This post is part of the ACUS Intern Blog Series. This article was authored by Victoria Barnard, a 2L at the George Washington University Law School. The views expressed below are those of the author and do not represent the views of ACUS or the Federal Government.
The first edition of ACUS’s Federal Administrative Procedure Sourcebook, published in 1985, filled gaps in the public’s understanding of the regulatory processes by which federal government agencies operate. It also served as an invaluable resource for agency officials, by centralizing publication of analysis, legislative history, related regulations, and other references for 18 procedural statutes, including the Administrative Procedure Act, the Freedom of Information Act, and the Paperwork Reduction Act.
Regulatory lobbying has increased under the Trump administration, but the groups doing the lobbying may surprise you

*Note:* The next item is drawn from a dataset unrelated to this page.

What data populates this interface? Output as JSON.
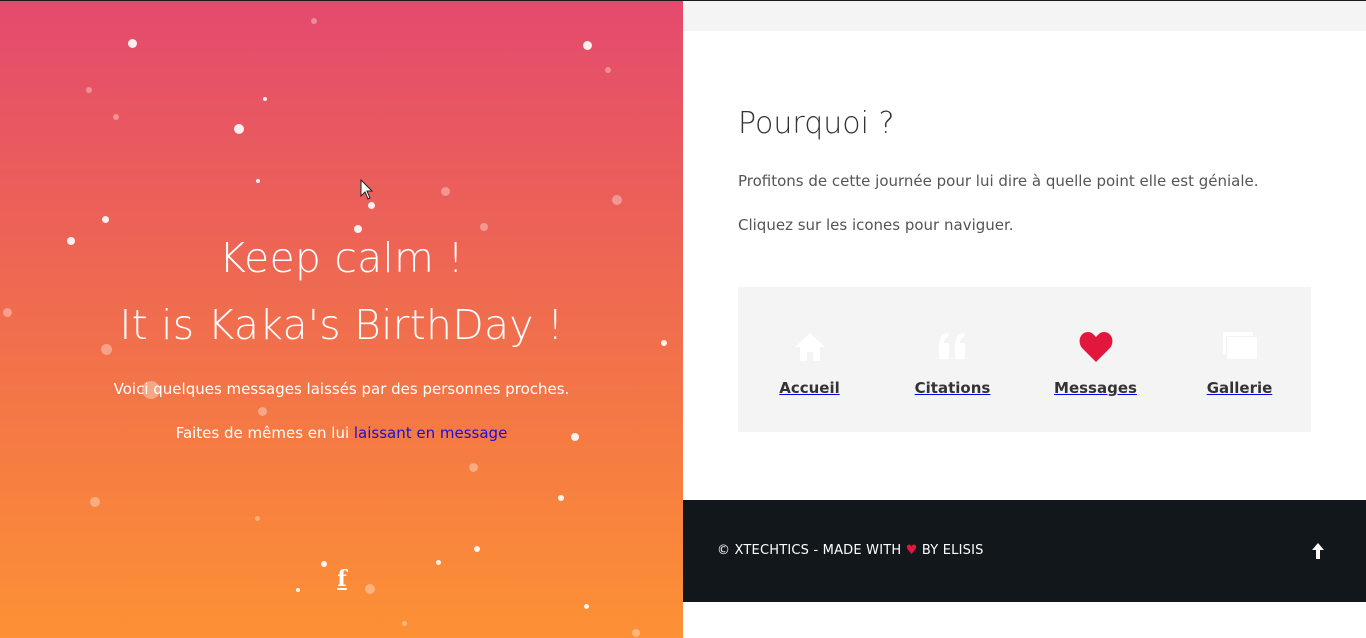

While talk of whether Trump is or is not “draining the swamp” of lobbyists continues in Washington (and on Twitter), one form of lobbying—lobbying the White House about regulations—has quietly flown under the radar. The Office of Information and Regulatory Affairs (OIRA)—the tiny White House office that serves as a clearinghouse for agency rules—regularly holds private meetings with stakeholders about regulations that are under development. These meetings are referred to by the anodyne-sounding term “12866 meetings” (in reference to Executive Order 12866, which governs regulatory review), but make no mistake about it—these meetings are regulatory lobbying pure and simple.